To ensure that a buyer does not find themselves in such a situation, here are six of the most essential factors to consider when viewing a potential property.
As many residents will know, moisture damage and presence debilitate a property, being both difficult to control and a potential threat to furniture and belongings kept in the home. This risk should make checking for moisture, in the form of damp or condensation, an essential step.
Take time to investigate behind furniture where there is little airflow and be sure to make contact with various walls to ascertain any moisture build-up.
Cracks within a home can be incredibly fine, almost hidden, but still lead to considerable infrastructure risk. Both buyers and surveyors should be extremely aware of any potential signs of fissures or cracks since they can be indicative of extremely costly redevelopment costs.
Garden spaces hold great appeal, especially as homeowners seek to buy log cabins and summer houses to make their outdoor space an even more useful asset. However, buyers should scrutinise outdoor spaces beyond their immediate appeal, ensuring that there is no risk of flooding or the presence of invasive and damaging plants, such as Japanese knotweed.

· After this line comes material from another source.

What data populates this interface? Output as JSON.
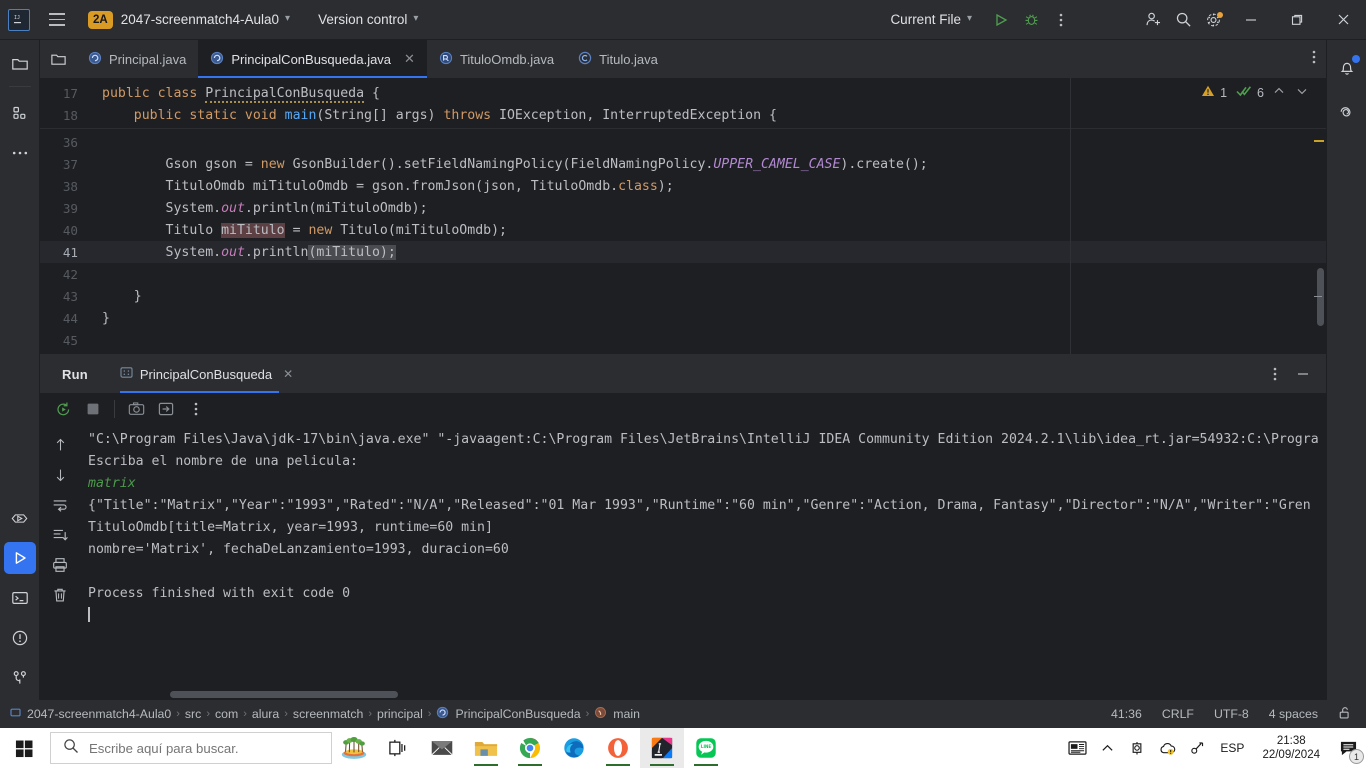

A primary concern for buyers, especially in a period of rising energy costs, should be the EPC rating and insulation of a home. There are a number of contributing factors that make a home more suitable than others, including the quality of insulation and efficiency of the boiler. However, much of a home’s heat is built on the foundation of its walls and windows. As such, draughts are an important consideration. Buyers would do well to investigate windows and openings to ensure that, once closed, they prevent breezes from passing through.
A single cracked tile on a roof can lead to leakage that, in turn, can lead to moisture build-up and long term damage. A buyer cannot perform a casual check of the roof from the ground and ensure it is safe. If it is not possible to investigate more closely, be sure to specific tile checks in a surveyor’s notes, since it could leave a home only one rainfall away from severe leaking.
While a buyer might already have a general idea of the local neighbourhood, they would do well to investigate the home at different times of day. Street lights can have an impact on one’s property if they are too close to windows and school periods can make parking and accessibility incredibly frustrating.
Make attempts to visit the property at various hours, even passing by later in the evening, as this will ensure that you get a better understanding of environmental factors that may not be noticed during a brief midday property viewing.